For 2012, the company is targeting mid-single-digit core constant currency net revenue growth, in-line with its long-term target. It expects a decline in core constant currency EPS of approximately 5 percent from its fiscal 2011 core EPS of $4.40, reflecting a combination of strategic and macroeconomic factors, primarily:
- Marketplace investments: In 2012, the company will step-up its strategic brand investments by $500 million to $600 million, particularly in North American beverages and food –
the benefits from which will be increasingly seen in the second half of 2012 and into 2013. Further, the company anticipates a larger increase in consumer-facing spending through marketing efficiency initiatives. Additionally, incremental investments in routes and display racks will total about $100 million in 2012.
- Commodities: The company anticipates a second consecutive year of global commodity cost inflation that is well above historic levels. In a different economic climate the company would likely offset these additional costs through increased pricing. However, it does not anticipate that it can pass through all of the higher commodity costs to its consumers in 2012 given the continuing challenges that consumers are facing, particularly in the developed economies.
- Pension/interest/taxes: Additionally, the company expects higher pension costs as a result of a lower discount rate, higher net interest expense as it increases indebtedness and also terms-out debt in a low interest rate environment, and a core tax rate of approximately 27 percent, about 50 basis points higher than in 2011.
- Productivity: Partially offsetting these additional costs, major productivity initiatives are expected to result in about a $500 million incremental reduction in operating expenses in 2012.
Based on the current forex market consensus, foreign exchange translation would have a three percentage point unfavorable impact on the Company's full-year core EPS growth in 2012.

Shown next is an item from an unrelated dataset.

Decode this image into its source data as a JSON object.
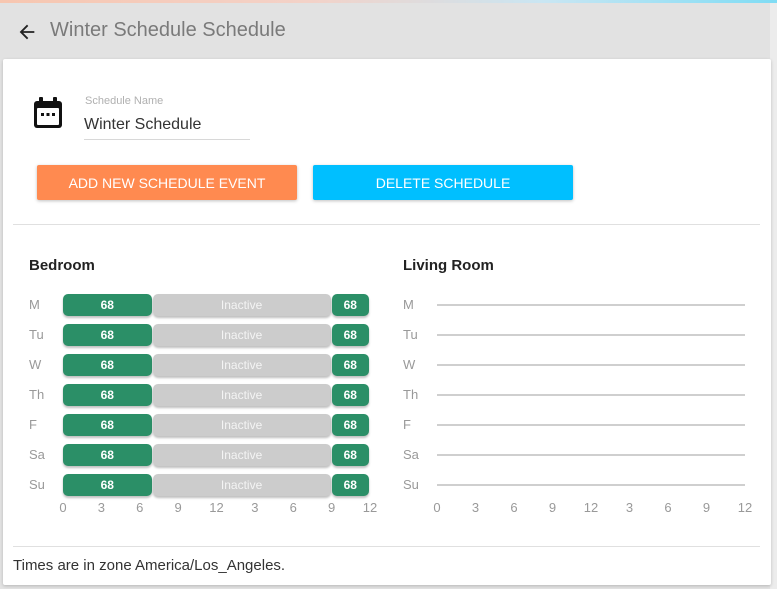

On a reported basis, the company's results will reflect charges from its 3-year productivity program, primarily severance costs associated with workforce reductions. In the fourth quarter of 2011, the company incurred pre-tax non-core restructuring charges of $383 million, and it anticipates additional charges of approximately $425 million in 2012 and another $100 million from 2013 through 2015.
The company is targeting about $8 billion in cash flow from operating activities and more than $6 billion in management operating cash flow (excluding certain items) in 2012, which will include the favorable impacts of a 10 percent reduction in capital expenditures and incremental working capital efficiency. The company also expects to make a pre-tax discretionary pension and retiree medical contribution of $1 billion in 2012.
Reflecting the company's commitment to return capital to shareholders and confidence in its long-term growth targets, PepsiCo announced that it will raise the annualized common stock dividend, effective with the dividend payable in June 2012, by 4 percent to $2.15 per share, the 40th consecutive year of dividend growth. The company anticipates increasing share repurchases in 2012 by at least $3 billion, which will be financed by operating cash flow and additional debt.
PepsiCo provided its long-term target of mid-single-digit constant currency net revenue growth. It also announced that it is targeting long-term core constant currency operating profit growth of 6 percent to 7 percent, and long-term high-single-digit core constant currency EPS growth after a transition year in 2012, driven by positive returns from executing its strategic initiatives.